Server Fault is a question and answer site for system and network administrators. Join them; it only takes a minute:

Sign up
Here's how it works:
  1. Anybody can ask a question
  2. Anybody can answer
  3. The best answers are voted up and rise to the top

I've seen a lot of web server setups where Apache is in front of another web server. The most prominent examples of these are the Java web servers, e.g. Glassfish, Tomcat, etc. What is the point of this? I realize the point of putting Apache in front of, say, a Mongrel cluster is load balancing, but what about other servers? What are the reasons for doing this?

share|improve this question
up vote 11 down vote accepted

Web application servers are good at hosting their application (Ruby, Java, etc), but not as good as Apache at hosting static files, or providing load balancing/failover (mod_proxy), security/filtering (mod_security), rewriting (mod_rewrite) etc. Therefore it's quite common to use Apache as the front end, possibly serving all the static content, and then proxying requests to the application server (mongrel, tomcat, etc).

Apache is a well-audited piece of code that has "been around the block" somewhat more than the newer servers, so it makes sense to have it as the server that faces the untrusted Internet. It also means you can put your application servers inside your network, and your Apache servers in your DMZ.

share|improve this answer
Many use lighttpd or thttpd for the same reasons outlined above. – Joe Jun 14 '09 at 3:37
Okay, that makes a lot of sense now. Thanks! – Sasha Chedygov Jun 14 '09 at 4:34
@joe: another one that's gaining popularity is NginX. it's freakingly fast, and the config file is geared specifically towards being used as a load balancing frontend for several servers. – Javier Jun 14 '09 at 13:18
Another question, then: If I were to do this with, say, a Java server behind Apache, would I use multiple instances? Thanks. – Sasha Chedygov Jun 15 '09 at 18:12
+1 for Nginx, it is used by some really busy sites. Very popular as a reverse proxy in Ukraine, Russia, China and US, according to Netcraft. – Taras Chuhay Jun 16 '09 at 17:22

As to your other question -

Another question, then: If I were to do this with, say, a Java server behind Apache, would I use multiple instances?
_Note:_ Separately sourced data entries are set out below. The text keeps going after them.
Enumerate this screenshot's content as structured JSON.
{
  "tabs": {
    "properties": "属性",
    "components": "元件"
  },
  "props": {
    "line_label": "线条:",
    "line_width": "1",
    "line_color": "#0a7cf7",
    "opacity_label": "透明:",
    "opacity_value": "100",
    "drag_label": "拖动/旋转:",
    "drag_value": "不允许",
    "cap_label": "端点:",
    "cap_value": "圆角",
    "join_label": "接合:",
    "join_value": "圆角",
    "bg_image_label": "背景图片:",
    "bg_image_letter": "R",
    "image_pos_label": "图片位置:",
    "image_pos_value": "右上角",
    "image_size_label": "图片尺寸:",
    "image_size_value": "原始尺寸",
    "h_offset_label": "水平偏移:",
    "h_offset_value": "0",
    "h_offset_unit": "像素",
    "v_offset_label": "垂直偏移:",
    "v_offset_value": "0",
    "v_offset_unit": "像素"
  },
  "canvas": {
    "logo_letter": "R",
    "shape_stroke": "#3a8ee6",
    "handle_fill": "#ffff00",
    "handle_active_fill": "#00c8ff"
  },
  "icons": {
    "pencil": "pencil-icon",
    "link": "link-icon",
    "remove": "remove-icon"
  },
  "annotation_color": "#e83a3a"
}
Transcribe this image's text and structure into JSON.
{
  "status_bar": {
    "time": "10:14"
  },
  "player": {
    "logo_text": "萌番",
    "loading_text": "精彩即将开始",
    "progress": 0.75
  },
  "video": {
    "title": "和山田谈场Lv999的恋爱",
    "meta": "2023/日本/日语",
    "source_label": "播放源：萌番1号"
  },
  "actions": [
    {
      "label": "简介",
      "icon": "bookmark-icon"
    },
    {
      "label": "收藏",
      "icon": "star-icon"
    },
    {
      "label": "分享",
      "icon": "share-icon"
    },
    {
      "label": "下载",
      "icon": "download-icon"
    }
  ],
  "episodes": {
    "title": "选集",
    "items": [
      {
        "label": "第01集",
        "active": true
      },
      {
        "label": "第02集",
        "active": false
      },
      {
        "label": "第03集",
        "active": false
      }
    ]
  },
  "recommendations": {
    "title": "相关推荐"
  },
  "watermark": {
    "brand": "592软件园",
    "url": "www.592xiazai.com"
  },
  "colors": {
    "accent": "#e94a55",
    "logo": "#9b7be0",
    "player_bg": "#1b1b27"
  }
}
Depends :) Whats the load like? Whats the memory usage like? How would you distribute them - multiple Java app servers on the same box? Different boxes? The appropriate configuration depends on what the problem you're trying to solve is.

share|improve this answer
Well I'm just wondering if there would be any benefit to that. I understand that most Ruby web applications use a Mongrel cluster of about 9 Mongrel instances for various reasons; would that apply with Jetty (Java) as well? At this point I'm just using a web server and a database server, no application server, because I won't need it (not enough load). – Sasha Chedygov Jun 17 '09 at 2:06

Your Answer


By posting your answer, you agree to the privacy policy and terms of service.

Not the answer you're looking for? Browse other questions tagged or ask your own question.